→ **Your assignment**
Locate the lines of the listing below that hold "wget", then copy each of them.

******

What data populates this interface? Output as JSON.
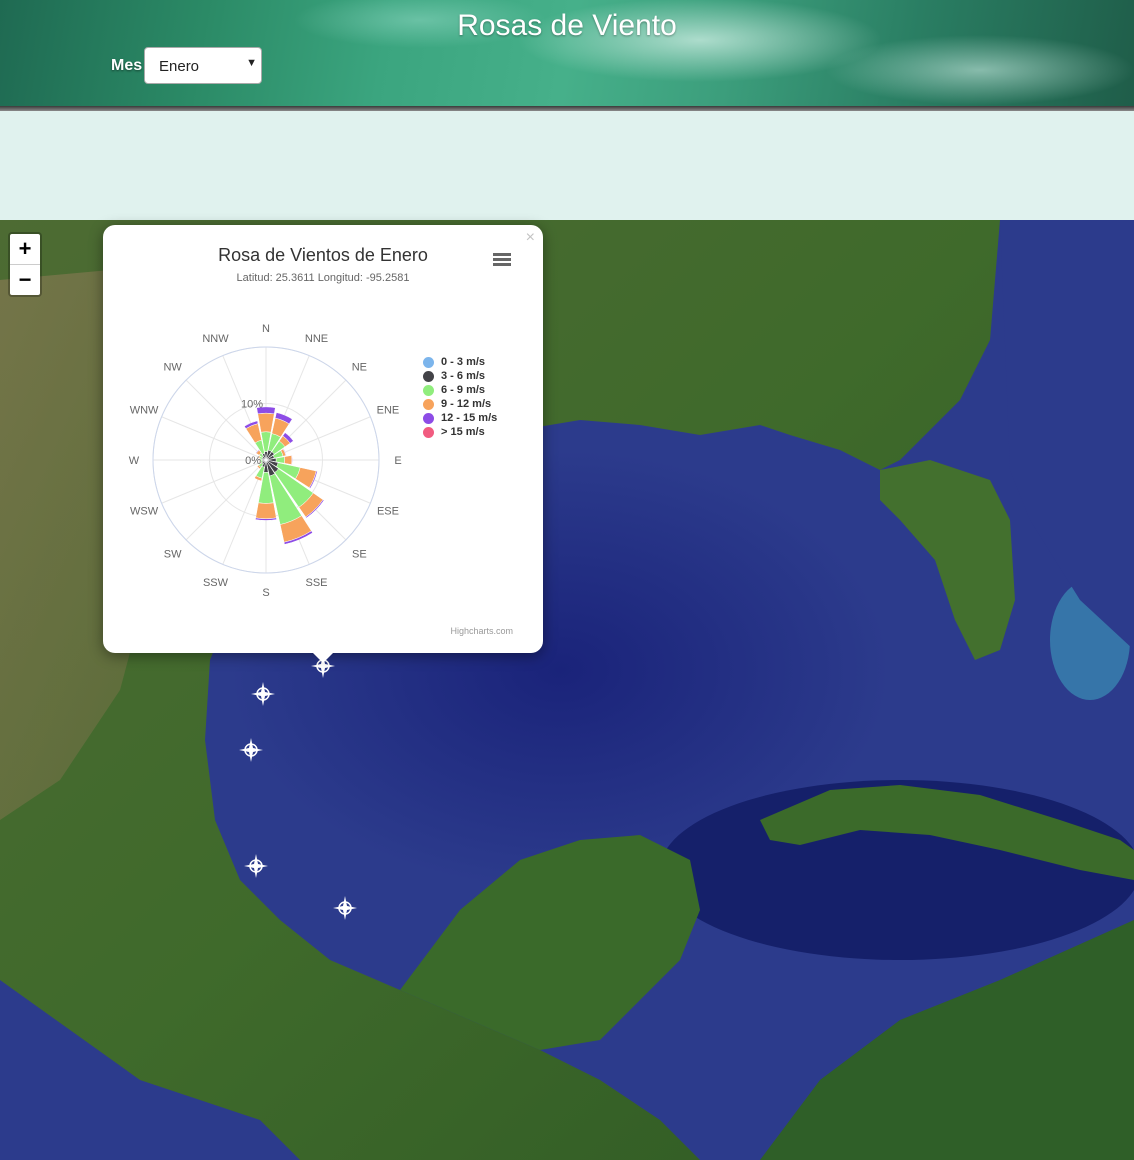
{
  "header": {
    "title": "Rosas de Viento",
    "month_label": "Mes",
    "month_select": {
      "value": "Enero"
    }
  },
  "map": {
    "zoom_in": "+",
    "zoom_out": "−",
    "colors": {
      "ocean": "#2c3b8c",
      "land": "#3d6b2a"
    }
  },
  "popup": {
    "close_label": "×",
    "chart_data": {
      "type": "windrose",
      "title": "Rosa de Vientos de Enero",
      "subtitle": "Latitud: 25.3611 Longitud: -95.2581",
      "directions": [
        "N",
        "NNE",
        "NE",
        "ENE",
        "E",
        "ESE",
        "SE",
        "SSE",
        "S",
        "SSW",
        "SW",
        "WSW",
        "W",
        "WNW",
        "NW",
        "NNW"
      ],
      "direction_labels": [
        "N",
        "NNE",
        "NE",
        "ENE",
        "E",
        "ESE",
        "SE",
        "SSE",
        "S",
        "SSW",
        "SW",
        "WSW",
        "W",
        "WNW",
        "NW",
        "NNW"
      ],
      "stacking": "normal",
      "radial_axis": {
        "max": 20,
        "tick_labels": [
          "0%",
          "10%"
        ]
      },
      "grid": true,
      "legend_position": "right",
      "series": [
        {
          "name": "0 - 3 m/s",
          "color": "#7cb5ec",
          "values": [
            0.3,
            0.3,
            0.3,
            0.3,
            0.3,
            0.3,
            0.3,
            0.3,
            0.3,
            0.3,
            0.3,
            0.3,
            0.3,
            0.3,
            0.3,
            0.3
          ]
        },
        {
          "name": "3 - 6 m/s",
          "color": "#434348",
          "values": [
            1.2,
            1.5,
            1.5,
            1.2,
            1.5,
            1.9,
            2.4,
            2.6,
            1.9,
            1.0,
            0.6,
            0.4,
            0.4,
            0.4,
            0.5,
            0.9
          ]
        },
        {
          "name": "6 - 9 m/s",
          "color": "#90ed7d",
          "values": [
            3.5,
            3.0,
            2.3,
            1.6,
            1.5,
            4.0,
            7.5,
            8.8,
            5.5,
            2.0,
            0.7,
            0.3,
            0.4,
            0.5,
            0.7,
            2.4
          ]
        },
        {
          "name": "9 - 12 m/s",
          "color": "#f7a35c",
          "values": [
            3.3,
            2.8,
            1.1,
            0.5,
            1.3,
            2.9,
            2.1,
            3.2,
            2.7,
            0.5,
            0.3,
            0.2,
            0.1,
            0.2,
            0.6,
            3.0
          ]
        },
        {
          "name": "12 - 15 m/s",
          "color": "#8d4ce6",
          "values": [
            1.1,
            1.0,
            0.7,
            0.1,
            0.1,
            0.2,
            0.2,
            0.4,
            0.3,
            0.0,
            0.0,
            0.0,
            0.0,
            0.0,
            0.1,
            0.5
          ]
        },
        {
          "name": "> 15 m/s",
          "color": "#f15c80",
          "values": [
            0.0,
            0.0,
            0.0,
            0.0,
            0.0,
            0.0,
            0.0,
            0.0,
            0.0,
            0.0,
            0.0,
            0.0,
            0.0,
            0.0,
            0.0,
            0.0
          ]
        }
      ]
    },
    "menu_icon": "hamburger-menu-icon",
    "credits": "Highcharts.com"
  },
  "markers": {
    "icon": "compass-star-icon",
    "count": 5
  }
}
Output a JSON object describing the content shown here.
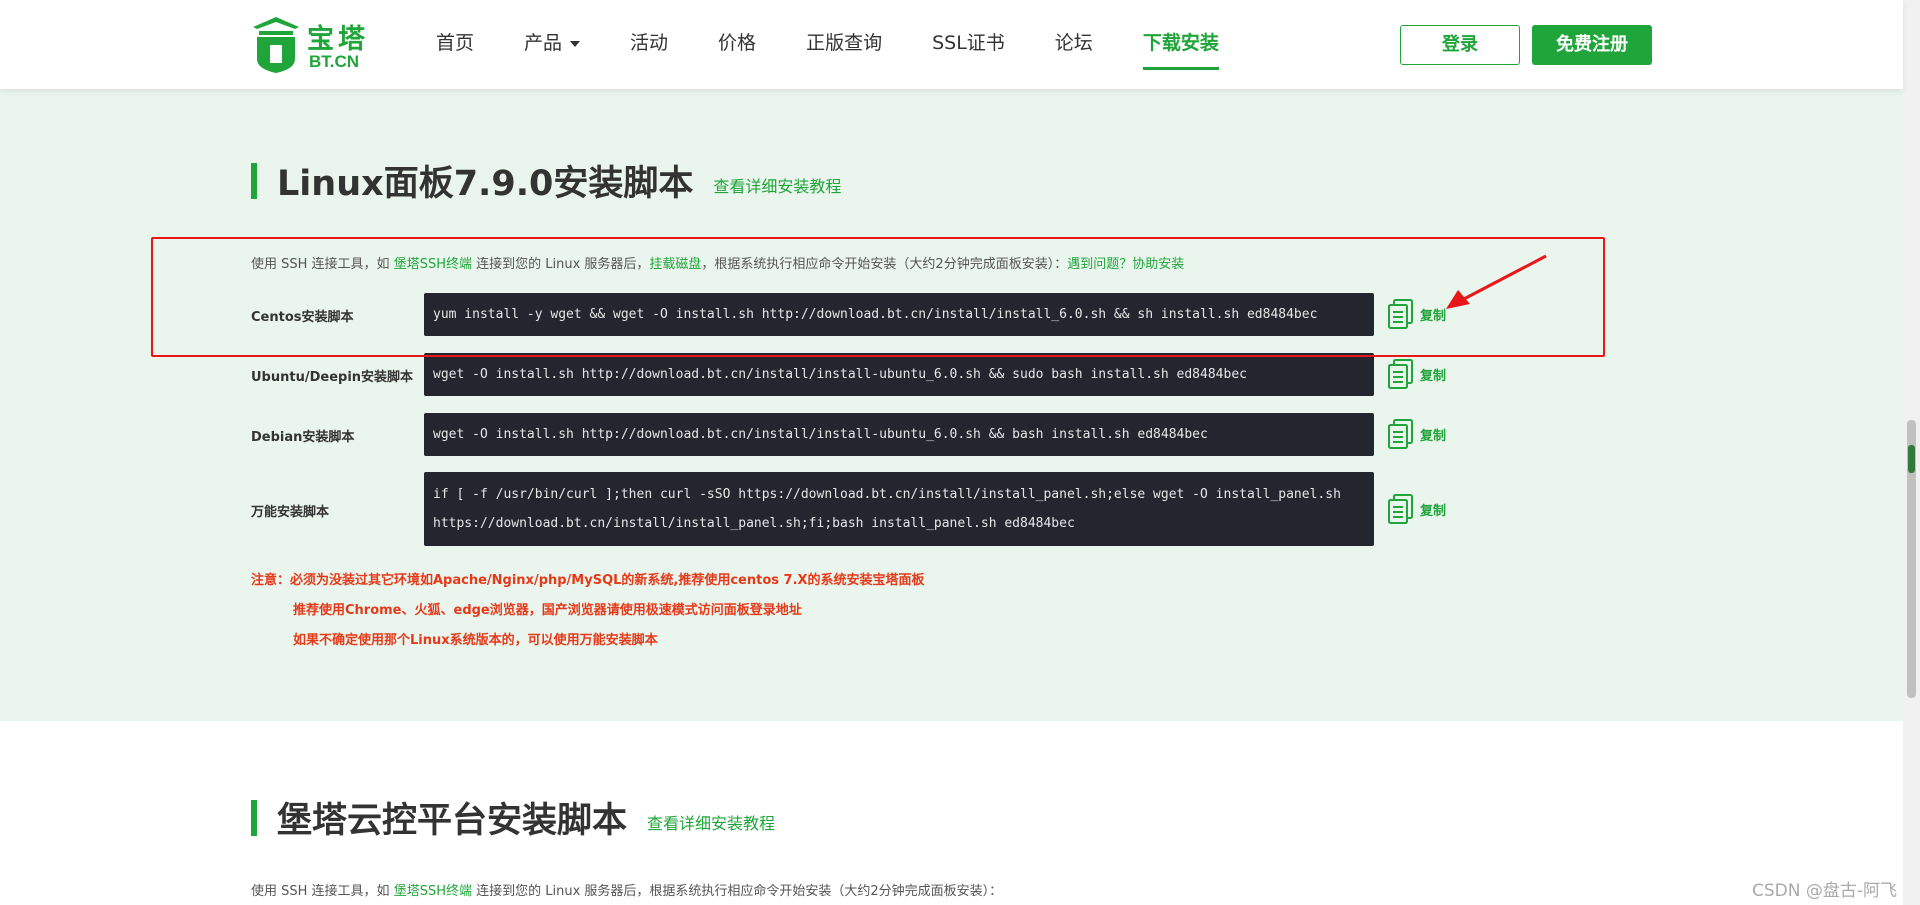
{
  "header": {
    "logo_cn": "宝塔",
    "logo_en": "BT.CN",
    "nav": [
      "首页",
      "产品",
      "活动",
      "价格",
      "正版查询",
      "SSL证书",
      "论坛",
      "下载安装"
    ],
    "login": "登录",
    "register": "免费注册"
  },
  "section1": {
    "title": "Linux面板7.9.0安装脚本",
    "tutorial_link": "查看详细安装教程",
    "desc": {
      "p1": "使用 SSH 连接工具，如 ",
      "link1": "堡塔SSH终端",
      "p2": " 连接到您的 Linux 服务器后，",
      "link2": "挂载磁盘",
      "p3": "，根据系统执行相应命令开始安装（大约2分钟完成面板安装）：",
      "link3": "遇到问题？协助安装"
    },
    "scripts": [
      {
        "label": "Centos安装脚本",
        "code": "yum install -y wget && wget -O install.sh http://download.bt.cn/install/install_6.0.sh && sh install.sh ed8484bec",
        "copy": "复制"
      },
      {
        "label": "Ubuntu/Deepin安装脚本",
        "code": "wget -O install.sh http://download.bt.cn/install/install-ubuntu_6.0.sh && sudo bash install.sh ed8484bec",
        "copy": "复制"
      },
      {
        "label": "Debian安装脚本",
        "code": "wget -O install.sh http://download.bt.cn/install/install-ubuntu_6.0.sh && bash install.sh ed8484bec",
        "copy": "复制"
      },
      {
        "label": "万能安装脚本",
        "code_line1": "if [ -f /usr/bin/curl ];then curl -sSO https://download.bt.cn/install/install_panel.sh;else wget -O install_panel.sh",
        "code_line2": "https://download.bt.cn/install/install_panel.sh;fi;bash install_panel.sh ed8484bec",
        "copy": "复制"
      }
    ],
    "notices": [
      "注意：必须为没装过其它环境如Apache/Nginx/php/MySQL的新系统,推荐使用centos 7.X的系统安装宝塔面板",
      "推荐使用Chrome、火狐、edge浏览器，国产浏览器请使用极速模式访问面板登录地址",
      "如果不确定使用那个Linux系统版本的，可以使用万能安装脚本"
    ]
  },
  "section2": {
    "title": "堡塔云控平台安装脚本",
    "tutorial_link": "查看详细安装教程",
    "desc_p1": "使用 SSH 连接工具，如 ",
    "desc_link": "堡塔SSH终端",
    "desc_p2": " 连接到您的 Linux 服务器后，根据系统执行相应命令开始安装（大约2分钟完成面板安装）："
  },
  "watermark": "CSDN @盘古-阿飞",
  "colors": {
    "brand": "#20a53a",
    "code_bg": "#23262f",
    "warning": "#e43a1a",
    "highlight": "#e81818"
  }
}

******

→ **Answer to the problem**
        "code": "yum install -y wget && wget -O install.sh http://download.bt.cn/install/install_6.0.sh && sh install.sh ed8484bec",
        "code": "wget -O install.sh http://download.bt.cn/install/install-ubuntu_6.0.sh && sudo bash install.sh ed8484bec",
        "code": "wget -O install.sh http://download.bt.cn/install/install-ubuntu_6.0.sh && bash install.sh ed8484bec",
        "code_line1": "if [ -f /usr/bin/curl ];then curl -sSO https://download.bt.cn/install/install_panel.sh;else wget -O install_panel.sh",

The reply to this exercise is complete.